He said he would do so, but after that, crickets. He produced no link.
In the course of her rather sensible essay on trans issues, Rowling mentions that someone literally faked a tweet and screen-captured the fake, making it appear she had made some sort of awful statement that she never made. I’m pretty sure my friend was suckered by a despicable tactic of this sort.
What interests me is not anything that Rowling does or does not believe. You can disagree with her all you like. As long as you do so in a rational manner, I will support your right to disagree. It could be an interesting discussion.
What concerns me is the irrational hatred that is directed at people who don’t toe the party line with respect to one issue or another. This is certainly the case on the right, but it’s also a distressingly common tendency on the left.
Now, it has to be said that people on the left are generally much more firmly in touch with facts. The QAnon bunch starts with complete fantasies and then starts advocating violence. People of the woke persuasion are (again, generally speaking) starting from an easily verifiable view of actual oppression. With facts. I can certainly understand that the facts are upsetting, and that bringing about social change is very, very difficult.
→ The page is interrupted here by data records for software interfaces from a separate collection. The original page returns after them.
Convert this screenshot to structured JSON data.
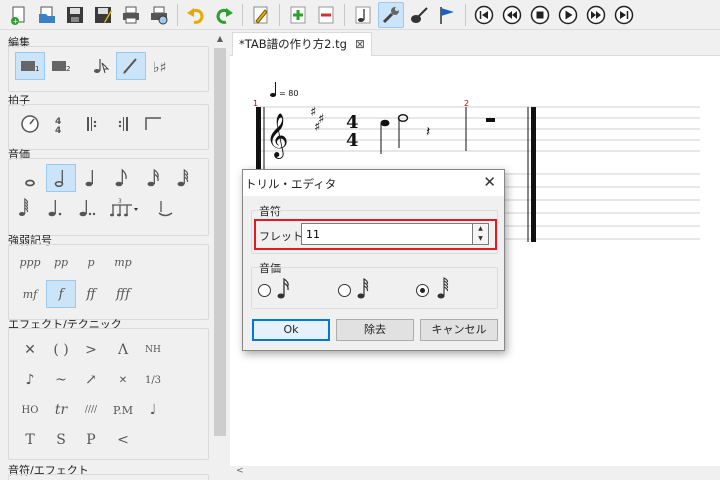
{
  "panel": {
    "edit_title": "編集",
    "time_title": "拍子",
    "duration_title": "音価",
    "dynamics_title": "強弱記号",
    "effects_title": "エフェクト/テクニック",
    "note_effects_title": "音符/エフェクト",
    "dynamics": [
      "ppp",
      "pp",
      "p",
      "mp",
      "mf",
      "f",
      "ff",
      "fff"
    ],
    "effects": [
      "✕",
      "( )",
      ">",
      "Λ",
      "NH",
      "♪",
      "~",
      "↗",
      "✕",
      "1/3",
      "HO",
      "tr",
      "////",
      "P.M",
      "♩",
      "T",
      "S",
      "P",
      "<"
    ]
  },
  "tab": {
    "title": "*TAB譜の作り方2.tg",
    "close": "⊠"
  },
  "score": {
    "tempo": "= 80",
    "measure1": "1",
    "measure2": "2"
  },
  "dialog": {
    "title": "トリル・エディタ",
    "close": "✕",
    "note_group": "音符",
    "fret_label": "フレット:",
    "fret_value": "11",
    "duration_group": "音価",
    "duration_selected": 2,
    "ok": "Ok",
    "remove": "除去",
    "cancel": "キャンセル"
  },
  "colors": {
    "highlight": "#e21b23",
    "selection": "#cce4f7"
  }
}
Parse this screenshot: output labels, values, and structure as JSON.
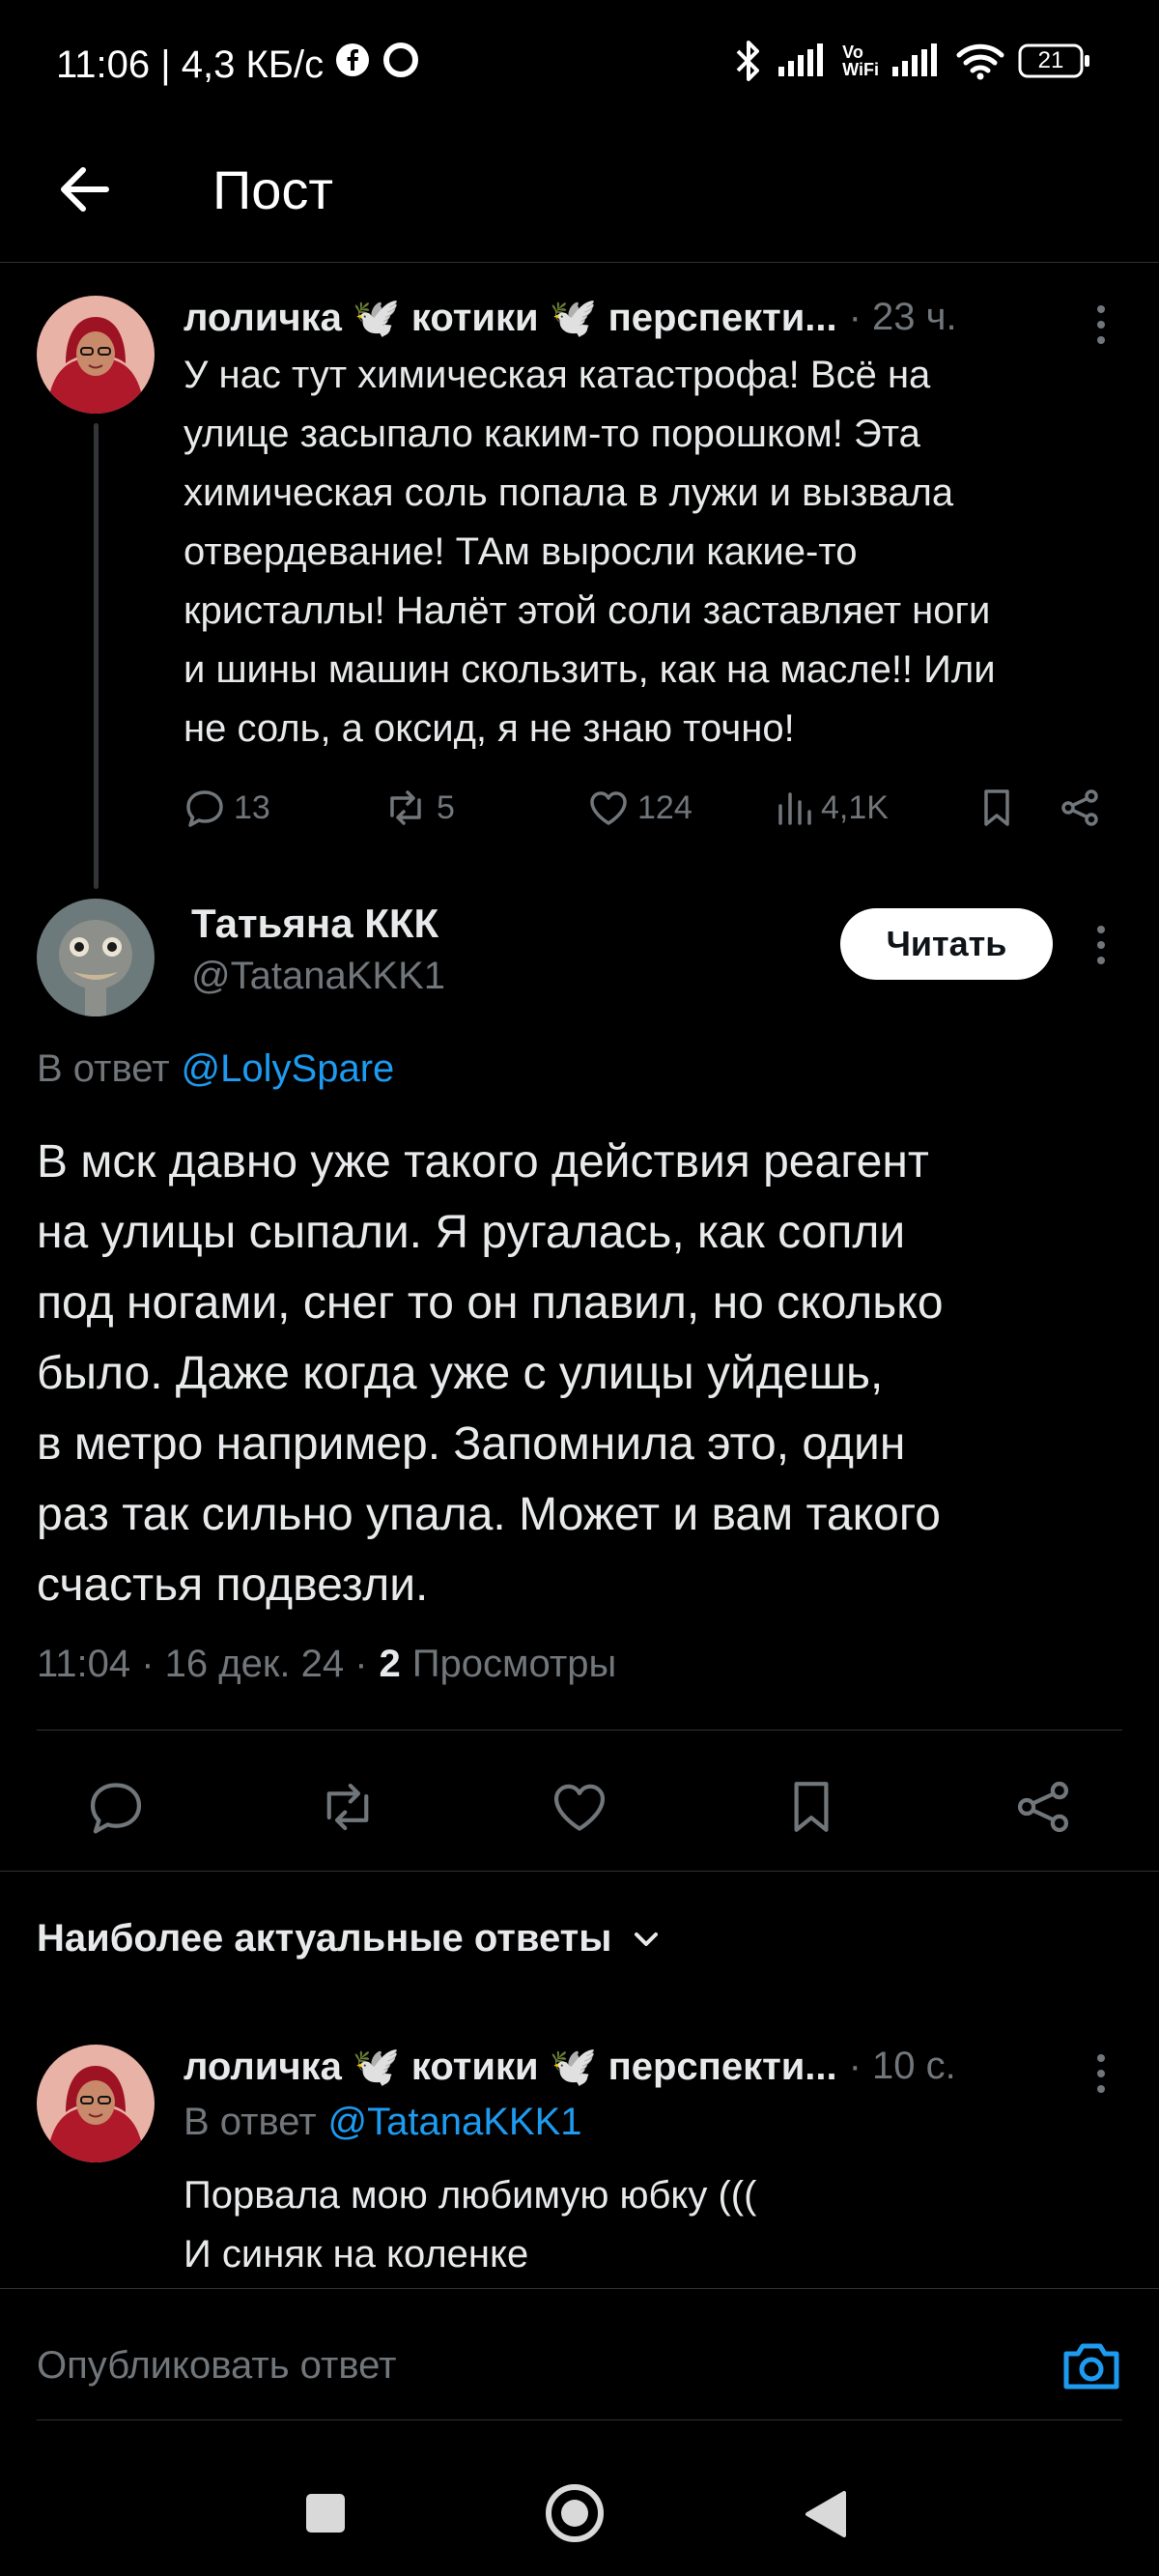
{
  "status_bar": {
    "time": "11:06 | 4,3 КБ/с",
    "battery": "21",
    "vowifi": "Vo\nWiFi"
  },
  "header": {
    "title": "Пост"
  },
  "post1": {
    "author": "лоличка 🕊️ котики 🕊️ перспекти...",
    "time": "· 23 ч.",
    "text_lines": [
      "У нас тут химическая катастрофа! Всё на",
      "улице засыпало каким-то порошком! Эта",
      "химическая соль попала в лужи и вызвала",
      "отвердевание! ТАм выросли какие-то",
      "кристаллы! Налёт этой соли заставляет ноги",
      "и шины машин скользить, как на масле!! Или",
      "не соль, а оксид, я не знаю точно!"
    ],
    "replies": "13",
    "reposts": "5",
    "likes": "124",
    "views": "4,1K"
  },
  "main_post": {
    "author": "Татьяна ККК",
    "handle": "@TatanaKKK1",
    "follow_label": "Читать",
    "reply_prefix": "В ответ",
    "reply_handle": "@LolySpare",
    "text_lines": [
      "В мск давно уже такого действия реагент",
      "на улицы сыпали. Я ругалась, как сопли",
      "под ногами, снег то он плавил, но сколько",
      "было. Даже когда уже с улицы уйдешь,",
      "в метро например. Запомнила это, один",
      "раз так сильно упала. Может и вам такого",
      "счастья подвезли."
    ],
    "meta_time": "11:04 · 16 дек. 24 ·",
    "views_count": "2",
    "views_label": "Просмотры"
  },
  "sort": {
    "label": "Наиболее актуальные ответы"
  },
  "reply1": {
    "author": "лоличка 🕊️ котики 🕊️ перспекти...",
    "time": "· 10 с.",
    "reply_prefix": "В ответ",
    "reply_handle": "@TatanaKKK1",
    "text_lines": [
      "Порвала мою любимую юбку (((",
      "И синяк на коленке"
    ]
  },
  "composer": {
    "placeholder": "Опубликовать ответ"
  },
  "colors": {
    "accent": "#1d9bf0",
    "muted": "#71767b",
    "background": "#000000"
  }
}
So their frustration makes sense.
The problem, it seems to me, is this: More than occasionally, people who are trying to overcome oppression start flailing around and attacking anybody who doesn’t agree 100% with their ironclad view of what’s right and appropriate and justified — their view of what’s essential in order to overcome oppression. They’re not interested in having a respectful discussion. They don’t want to use logic or take account of facts that might lead them to moderate their views. If you dare point out an inconvenient fact (as Rowling has done), you become The Enemy. The gloves are off. They will attack you mercilessly, up to and including suggesting that violence be used against you to shut you up.
This afternoon, in what I thought was a discussion of gendered pronouns, I was accused of being an old, ignorant white guy. Well, okay, I’m old, that’s true. I’m also about as white as you can imagine. But neither of those facts has fuck-all to do with the topic of pronouns. The person who used this phrase was simply being abusive.
That’s a perfect example of what I’m talking about. Rather than stick to the topic at hand and have a rational discussion — a discussion in which, gee, I might even learn something from him and moderate my view — my interlocutor went on the attack.
In fact, I’m not ignorant about gender issues. I don’t talk about it much (a lifelong habit of reticence), but I identify as part of the trans community. I’m not transgender per se, and the details are none of your business, but I have a lot of experience in this area and a tidy little stack of books on the subject of trans identities.
But that’s not the point either. The point is, our culture, our collective psyche if you will, seems to have tumbled off of a cliff into a swamp of irrational animosity. This kind of thing is dangerous. Even if it doesn’t lead to actual violence (and most of the time it doesn’t), it prevents us from learning from one another. How can we move forward and make the world a better place if we can’t discuss our differences in a calm and rational manner?
I don’t just mean I might be able to teach the other person a thing or two, if only he had been able to listen without hitting the big red button. Maybe yes, maybe no. Beyond that, I might have learned from him if he had been able to explain his thinking in a calm way. By attacking me, he forfeited the possibility of giving me the benefit of his ideas.
I’d like to hope that this trend will reverse itself. But I don’t see much prospect of that happening.